So, if you and your student think their application would be improved by including standardized test scores—and your student is able to take a test before the application deadline—then by all means, take the test and submit the scores.

Canceled or Postponed Tests

Some students will find it easier to schedule and take tests than others. Both the ACT and the SAT have scheduled exam dates, but are leaving it up to each test site to determine whether or not they are going to offer the test. Both organizations are suggesting that students monitor their testing locations to be sure the tests are still being offered as planned.

Visit the College Board's website to determine if your child's testing location has cancelled a test. The site also indicates whether or not a make-up test will be offered.

The ACT does not have a list of cancellations. But you can research your test center to be sure the test is being offered before scheduling a test.

Both organizations also encourage students who plan to take the tests to register as soon as possible for the exams they want to take. With limited test dates and locations—plus a backlog of students who were unable to take their exams in the spring or summer—the availability is limited. They also both encourage students to wear face masks when taking their exams.

Virtual Campus Tours

In the past, students showed interest in a college or university by visiting the campus. But with many campuses closed to students in fall 2020, admissions officials offered virtual campus tours for prospective students. Many also reached students through virtual question and answer sessions, personalized emails, and social media.

How to Navigate an Unusual Application Process

Here are some ways your child can make the most of this situation:

  • Ask them to develop a list of the schools they're interested in.
  • Encourage your child to reach out to the admissions counselor at their top schools and begin developing a relationship—even if it is only through email and virtual calls.
  • Reach out to a professor or two within their desired major to introduce themselves and ask about the courses offered.
  • Follow their top picks on social media to gather information and show interest in the school—especially if your student likes or re-shares the information they post. (Just be sure your teen cleans up their social media account before following their top colleges.)

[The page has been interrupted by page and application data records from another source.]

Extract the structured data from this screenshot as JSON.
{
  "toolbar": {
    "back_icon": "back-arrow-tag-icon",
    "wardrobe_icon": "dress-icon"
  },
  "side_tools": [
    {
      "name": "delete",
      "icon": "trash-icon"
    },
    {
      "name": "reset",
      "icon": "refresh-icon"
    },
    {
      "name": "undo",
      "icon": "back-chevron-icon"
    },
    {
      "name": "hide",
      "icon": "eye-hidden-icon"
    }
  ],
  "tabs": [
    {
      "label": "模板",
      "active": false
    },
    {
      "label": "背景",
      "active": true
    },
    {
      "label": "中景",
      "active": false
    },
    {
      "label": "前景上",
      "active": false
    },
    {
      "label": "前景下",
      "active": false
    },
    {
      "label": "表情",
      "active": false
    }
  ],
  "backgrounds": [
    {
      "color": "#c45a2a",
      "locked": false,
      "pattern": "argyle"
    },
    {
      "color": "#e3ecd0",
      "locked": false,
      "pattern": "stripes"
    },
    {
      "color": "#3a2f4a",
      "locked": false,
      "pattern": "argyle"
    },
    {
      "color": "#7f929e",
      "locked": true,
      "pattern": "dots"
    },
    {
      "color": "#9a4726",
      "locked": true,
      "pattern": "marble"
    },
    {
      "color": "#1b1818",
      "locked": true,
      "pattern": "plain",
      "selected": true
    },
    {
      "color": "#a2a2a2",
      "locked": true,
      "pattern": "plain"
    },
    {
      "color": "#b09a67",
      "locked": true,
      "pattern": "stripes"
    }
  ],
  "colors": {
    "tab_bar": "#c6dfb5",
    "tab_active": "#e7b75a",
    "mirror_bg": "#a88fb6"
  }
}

A Word From Verywell

While COVID-19 has completely changed the college admissions process this year, there are some unintended positives to all these changes. First, the pandemic has leveled the playing field when it comes to making college visits and doing lots of extras to enhance the college application that low-income students cannot always afford. No one is doing these things so it's forcing students to get creative in order to make their application stand out.

Second, because many campuses are closed, it's much easier for students to get in touch with admissions professionals because they aren't traveling much. As a result, be sure your student reaches out to them and builds a relationship. Plus, they are likely to be very empathetic to the things students are experiencing because their lives have been upended by COVID-19 as well.

2 Sources
Verywell Family uses only high-quality sources, including peer-reviewed studies, to support the facts within our articles. Read our editorial process to learn more about how we fact-check and keep our content accurate, reliable, and trustworthy.
  1. Art & Science Group, LLC. The impact of COVID-19 on the college application process for the high school class of 2021.

  2. National Center for Fair and Open Testing (FairTest). 1,685+ accredited, 4-year colleges and universities with ACT/SAT-pptional testing policies for fall, 2021 admissions.

By Sherri Gordon
Sherri Gordon, CLC is a published author, certified professional life coach, and bullying prevention expert.